[Source data]

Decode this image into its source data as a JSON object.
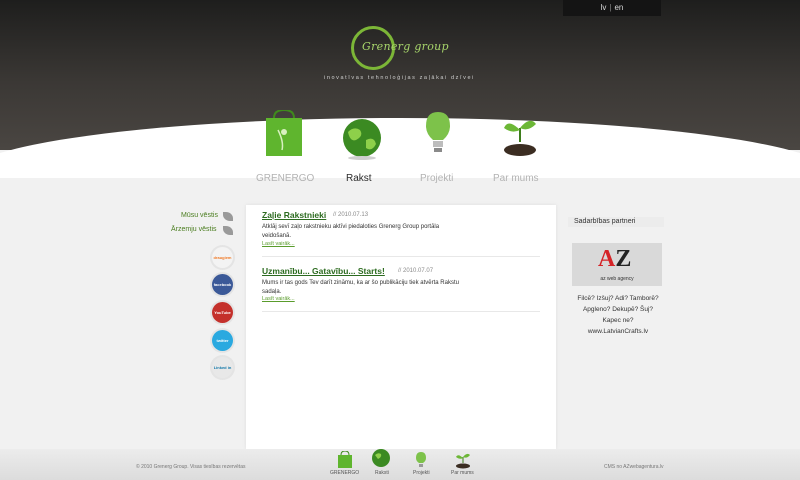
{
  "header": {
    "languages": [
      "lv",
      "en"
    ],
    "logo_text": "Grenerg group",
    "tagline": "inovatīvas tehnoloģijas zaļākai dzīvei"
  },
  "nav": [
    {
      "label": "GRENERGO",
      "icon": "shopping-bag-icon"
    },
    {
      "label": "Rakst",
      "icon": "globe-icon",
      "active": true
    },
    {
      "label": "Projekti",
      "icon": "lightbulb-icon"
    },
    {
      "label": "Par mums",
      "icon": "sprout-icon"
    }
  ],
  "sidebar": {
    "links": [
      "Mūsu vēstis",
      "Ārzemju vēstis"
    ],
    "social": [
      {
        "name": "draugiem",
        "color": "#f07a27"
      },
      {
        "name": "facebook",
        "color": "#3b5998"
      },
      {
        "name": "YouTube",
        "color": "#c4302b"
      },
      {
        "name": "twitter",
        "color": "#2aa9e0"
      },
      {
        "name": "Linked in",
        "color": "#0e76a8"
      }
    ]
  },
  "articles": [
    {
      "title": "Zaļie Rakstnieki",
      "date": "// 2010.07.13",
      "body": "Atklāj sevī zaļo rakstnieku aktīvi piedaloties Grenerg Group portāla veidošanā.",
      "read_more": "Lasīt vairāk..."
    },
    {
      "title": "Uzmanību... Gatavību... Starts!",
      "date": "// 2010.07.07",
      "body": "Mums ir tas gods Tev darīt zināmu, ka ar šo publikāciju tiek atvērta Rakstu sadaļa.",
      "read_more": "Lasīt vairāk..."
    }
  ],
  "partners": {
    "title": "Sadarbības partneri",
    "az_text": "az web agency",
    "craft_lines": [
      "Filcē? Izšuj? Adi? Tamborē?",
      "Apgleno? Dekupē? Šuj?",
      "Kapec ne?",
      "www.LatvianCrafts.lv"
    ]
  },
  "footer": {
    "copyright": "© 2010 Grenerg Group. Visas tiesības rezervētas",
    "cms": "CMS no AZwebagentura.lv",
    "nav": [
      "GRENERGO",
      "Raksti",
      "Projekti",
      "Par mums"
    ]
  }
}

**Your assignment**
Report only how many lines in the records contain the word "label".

**Solution to this exercise**
4